However since we are still looking to figure or working on a theoretical hypothesis on how data is stored in the human brain, the data migration process is not going to be easy. Solutions in brain computer interfaces have sure shown the way on how we can tap into output data or responses triggered in the brain and pass it on to a computer/machine to perform a particular action. But the real challenge would be to tap into the brain’s raw data (data warehouse) in order to construct memories, or to understand object associated weights, or the computation behind the responses triggered by the brain.
As the data touch-points are limited, we can be sure that the data attributes are limited and the entire knowledge structure is created using this attributes. The human brain structures knowledge based on data collected through touch-points (eyes, ears, nose, tongue and skin) by building relationships and applying weights for simpler computations. So the important step in migration would be to extract this data holistically without disturbing the relationships and weights, in order to reuse this data. Loss of data could corrupt memories and patterns, which would mean relearning again after the data is transferred to the target machine. So it would be very critical to backup and restore the entire unified structure

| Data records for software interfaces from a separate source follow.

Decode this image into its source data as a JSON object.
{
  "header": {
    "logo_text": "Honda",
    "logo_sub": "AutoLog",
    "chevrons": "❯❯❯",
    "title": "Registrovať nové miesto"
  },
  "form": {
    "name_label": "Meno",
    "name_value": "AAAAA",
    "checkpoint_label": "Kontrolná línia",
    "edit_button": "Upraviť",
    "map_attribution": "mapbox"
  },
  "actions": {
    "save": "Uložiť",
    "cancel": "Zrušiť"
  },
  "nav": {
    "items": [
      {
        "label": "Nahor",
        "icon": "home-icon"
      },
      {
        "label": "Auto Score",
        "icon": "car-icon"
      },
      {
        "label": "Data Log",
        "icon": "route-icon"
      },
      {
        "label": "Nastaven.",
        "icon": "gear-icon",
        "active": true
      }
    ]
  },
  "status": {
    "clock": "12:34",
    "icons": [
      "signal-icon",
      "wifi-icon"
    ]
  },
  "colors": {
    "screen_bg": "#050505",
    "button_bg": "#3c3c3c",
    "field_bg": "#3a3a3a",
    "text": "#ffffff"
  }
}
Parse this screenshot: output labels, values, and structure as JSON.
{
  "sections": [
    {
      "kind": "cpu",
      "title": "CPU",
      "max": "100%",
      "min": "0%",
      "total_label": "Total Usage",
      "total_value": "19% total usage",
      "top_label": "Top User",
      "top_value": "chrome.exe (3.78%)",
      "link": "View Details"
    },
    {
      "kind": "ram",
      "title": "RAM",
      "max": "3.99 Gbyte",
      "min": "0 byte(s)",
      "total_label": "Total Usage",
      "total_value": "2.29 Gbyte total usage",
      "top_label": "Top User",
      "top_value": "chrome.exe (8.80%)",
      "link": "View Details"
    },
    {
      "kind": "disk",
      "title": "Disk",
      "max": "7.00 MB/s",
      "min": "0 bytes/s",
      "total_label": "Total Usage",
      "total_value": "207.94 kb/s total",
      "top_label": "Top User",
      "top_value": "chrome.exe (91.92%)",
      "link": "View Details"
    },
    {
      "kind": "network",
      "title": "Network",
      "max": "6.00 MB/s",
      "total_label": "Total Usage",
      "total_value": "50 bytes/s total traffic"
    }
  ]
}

It can also be true that the brain employs a very easy structure in order to store and synthesize quickly, which is demonstrated in our thinking and actions. A simple storage and retrieval mechanism backed by simpler computation techniques helping us compare, reason and deduce answers, would also imply that the brain’s output (intelligence) is designed to achieve maximum energy optimization.
Imagine a human brain having to compute between 50 parameters to deduce an answer; that would consume a lot of energy, draining the entire system. Hence, you can consider that the brain uses simpler smart techniques to compute for a smaller size to arrive at answers in a short time span.
Even learning employs simpler methods to establish information and intelligence using the basic concepts of mimicking. You can see mimicking as a general rule of learning among all cellular models. Mimicking, which can be further broken down into sequencing, relationship and strength, is by itself a linear process which gives the ability to replicate an action with available data parameters collected during observation. Imagine a brain having to employ machine learning techniques like clustering, dimensionality reduction and others for every learning exercise. It would drain all its energy computing these techniques and hang up the machine.
Hence, it is imperative to arrive at smart ways to store and synthesize data exactly like the brain, in order to build a similar structure in the machine to migrate data with its native structure intact. This will ensure that we dont face any data loss and can facilitate continued learning for downstream usage.
However, it leaves me with a few questions answered.
Will there be a rewarding system for my actions in the new machine? Will I experience various states of mind that i enjoyed or disliked? Will I feel the sudden rush of hormones when i achieve something?
Well, i cannot seem to get an answer here. However, replicating cellular features and automation might bring in these possibilities too, facilitating a complete transition.
We could even choose to migrate data to another organic body, and continue migrating to a younger version as and when the existing body starts to age. This might create an option for complete transition of data along with emotional weights, which would mean you can continue to achieve emotional states even in the new body.
To summarize, it might be possible to achieve longevity, irrespective of the target machine we chose to live in, provided we learn how to extract data holistically from the source machine (brain) and develop a package to restore data seamlessly to the new entity and thus maintain continuity.